Each entry here is to be restated word for word.
╔══
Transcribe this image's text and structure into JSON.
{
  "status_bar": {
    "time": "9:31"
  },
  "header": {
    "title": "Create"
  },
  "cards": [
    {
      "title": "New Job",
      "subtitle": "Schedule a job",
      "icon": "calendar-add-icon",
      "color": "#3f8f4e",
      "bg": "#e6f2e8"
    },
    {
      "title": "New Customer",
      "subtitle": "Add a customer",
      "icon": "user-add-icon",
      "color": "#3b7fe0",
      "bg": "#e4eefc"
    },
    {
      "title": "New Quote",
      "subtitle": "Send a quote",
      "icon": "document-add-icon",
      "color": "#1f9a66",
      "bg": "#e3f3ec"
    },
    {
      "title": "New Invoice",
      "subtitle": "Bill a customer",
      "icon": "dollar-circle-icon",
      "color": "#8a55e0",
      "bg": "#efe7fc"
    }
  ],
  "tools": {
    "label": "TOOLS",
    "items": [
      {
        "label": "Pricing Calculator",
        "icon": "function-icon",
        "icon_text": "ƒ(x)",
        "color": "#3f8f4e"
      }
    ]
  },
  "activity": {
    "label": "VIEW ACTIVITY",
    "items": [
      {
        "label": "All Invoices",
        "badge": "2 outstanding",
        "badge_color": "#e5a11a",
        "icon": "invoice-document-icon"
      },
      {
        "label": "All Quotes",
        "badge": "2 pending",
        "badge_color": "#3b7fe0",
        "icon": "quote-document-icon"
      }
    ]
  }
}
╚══
Task solution:
Transcribe this image's text and structure into JSON.
{
  "status_bar": {
    "time": "9:31"
  },
  "header": {
    "title": "Create"
  },
  "cards": [
    {
      "title": "New Job",
      "subtitle": "Schedule a job",
      "icon": "calendar-add-icon",
      "color": "#3f8f4e",
      "bg": "#e6f2e8"
    },
    {
      "title": "New Customer",
      "subtitle": "Add a customer",
      "icon": "user-add-icon",
      "color": "#3b7fe0",
      "bg": "#e4eefc"
    },
    {
      "title": "New Quote",
      "subtitle": "Send a quote",
      "icon": "document-add-icon",
      "color": "#1f9a66",
      "bg": "#e3f3ec"
    },
    {
      "title": "New Invoice",
      "subtitle": "Bill a customer",
      "icon": "dollar-circle-icon",
      "color": "#8a55e0",
      "bg": "#efe7fc"
    }
  ],
  "tools": {
    "label": "TOOLS",
    "items": [
      {
        "label": "Pricing Calculator",
        "icon": "function-icon",
        "icon_text": "ƒ(x)",
        "color": "#3f8f4e"
      }
    ]
  },
  "activity": {
    "label": "VIEW ACTIVITY",
    "items": [
      {
        "label": "All Invoices",
        "badge": "2 outstanding",
        "badge_color": "#e5a11a",
        "icon": "invoice-document-icon"
      },
      {
        "label": "All Quotes",
        "badge": "2 pending",
        "badge_color": "#3b7fe0",
        "icon": "quote-document-icon"
      }
    ]
  }
}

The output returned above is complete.